  • 42. SHAP students review earlier work on electromagnetic radiation learn about properties of X-rays review earlier work on waves use ripple tanks and lasers to explore diffraction and interference learn about X-ray power photography use X-ray data to deduce information about an artefact
  • 43. Taking a closer look Microscopes can provide useful information about very small artefacts such as clothing fibres For some objects, such as pollen grains, electron microscopes are needed
  • 44. SHAP students measure the resolving power of their own eyes learn how diffraction limits resolving power review earlier work on wave-particle duality (photons, waves) explore electron diffraction
  • 45. The Medium is the Message How is information sent, received and displayed?
  • 46. Telecommunication and display Uniform electric field Capacitors: energy Charged particles in magnetic field LED and LCD displays Power demands – environmental issues Fibre optics: exponential attenuation

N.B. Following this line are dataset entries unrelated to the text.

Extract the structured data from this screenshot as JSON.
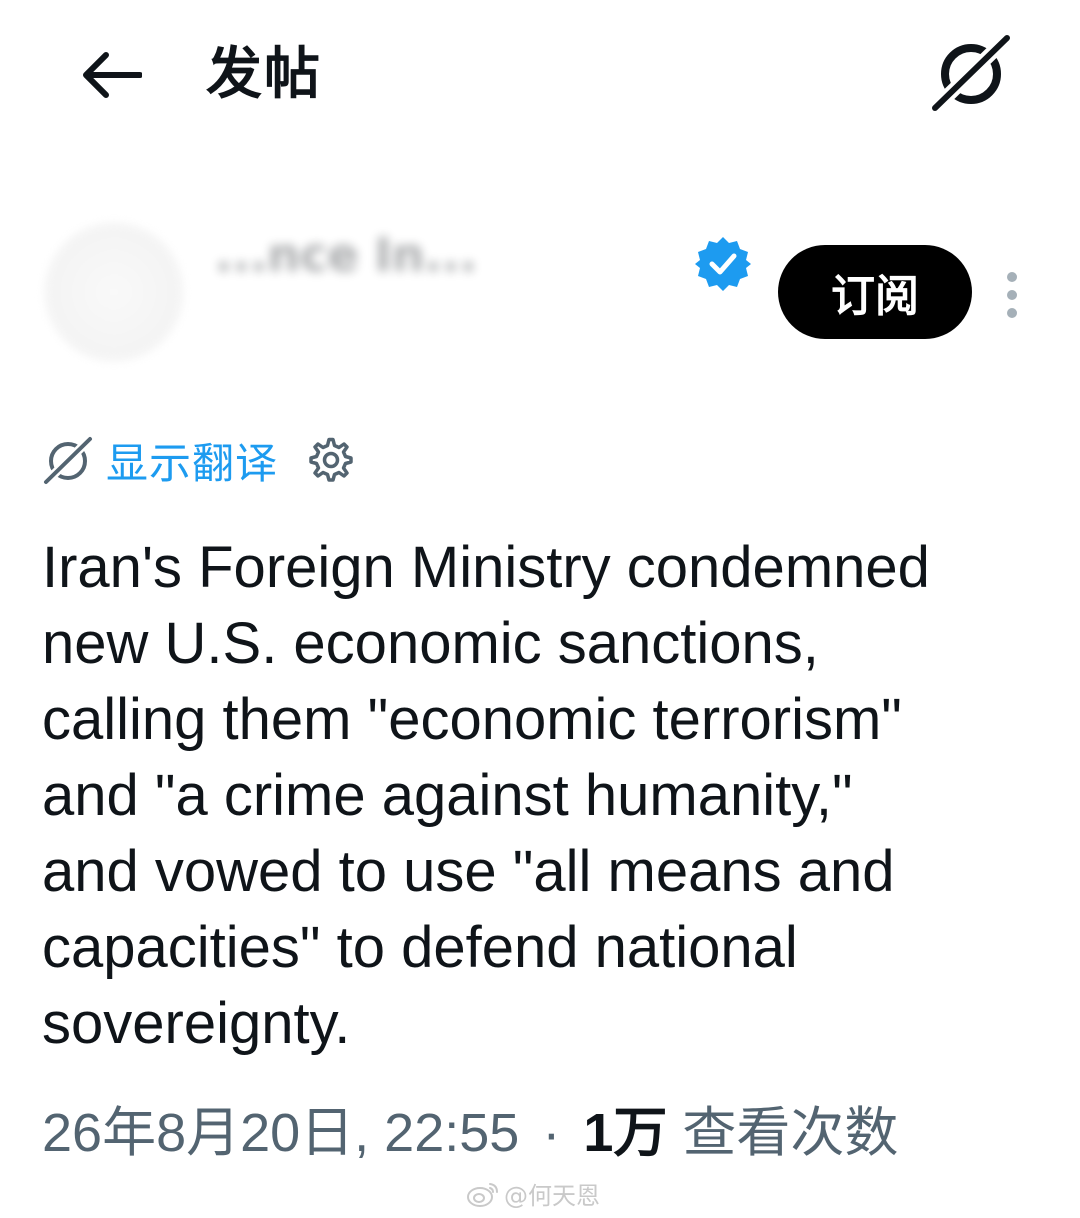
{
  "header": {
    "back_icon": "arrow-left-icon",
    "title": "发帖",
    "translate_icon": "translate-icon"
  },
  "author": {
    "display_name": "...nce In...",
    "verified_icon": "verified-badge-icon",
    "verified_color": "#1d9bf0",
    "subscribe_label": "订阅",
    "more_icon": "more-vertical-icon"
  },
  "translation": {
    "icon": "translate-icon",
    "label": "显示翻译",
    "settings_icon": "gear-icon",
    "link_color": "#1d9bf0"
  },
  "tweet": {
    "lines": [
      "Iran's Foreign Ministry condemned",
      "new U.S. economic sanctions,",
      "calling them \"economic terrorism\"",
      "and \"a crime against humanity,\"",
      "and vowed to use \"all means and",
      "capacities\" to defend national",
      "sovereignty."
    ]
  },
  "meta": {
    "timestamp": "26年8月20日, 22:55",
    "separator": "·",
    "views_count": "1万",
    "views_label": "查看次数"
  },
  "watermark": {
    "icon": "weibo-icon",
    "text": "@何天恩"
  }
}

  • 47. Analogue and digital signals Sampling an analogue signal What must be the lowest sampling frequency? What happens if the sampling frequency is too low?
  • 48. Model optical fibre system infrared emitting diode infrared detector jelly ‘fibre’ Plot a graph of signal strength against length of fibre. Use the results to explore exponential change
  • 49.  
  • 50. SHAP students say “ The compact disc player, that is obviously something we use quite a lot as teenagers. You just take it out and just assume it plays. It was interesting to learn about how.” “ I do a lot of bungee jumping myself ... So when you actually do the physics of it and it is presented in a less than formal manner when the teaching starts off, then it can be quite entertaining. It was just interesting to calculate.” “ I liked the Secrets of Resistance, because the topic would mean nothing without being able to apply it to something. It made sense with this application.”
  • 51. Destinations of SHAP students Engineering 20% Physics 12 % Computer science 10% Maths 10%
  • 52. SHAP teachers say “ In all of our contacts with outside companies ... there has been a tremendous response in terms of wanting to help students understand physics and engineering in the real world, and to encourage students into careers in these areas.” “ Everything they have learnt so far has fallen into place and they can now explain new material for themselves.” “ This is physics in the real world, the world my students live in. It is physics which is so obviously useful and interesting.”
  • 53. SHAP publications AS (1 st year) AS Student Book ISBN 978 1 4058 9602 3 AS Teacher and Technician Resource Pack ISBN 978 1 4058 9603 0 A2 (2 nd year) A2 Student Book ISBN 978 1 4082 0586 0 A2 Teacher and Technician Resource Pack ISBN 978 1 4082 0587 7 Go to www.amazon.com and search by ISBN or call +44 800 579579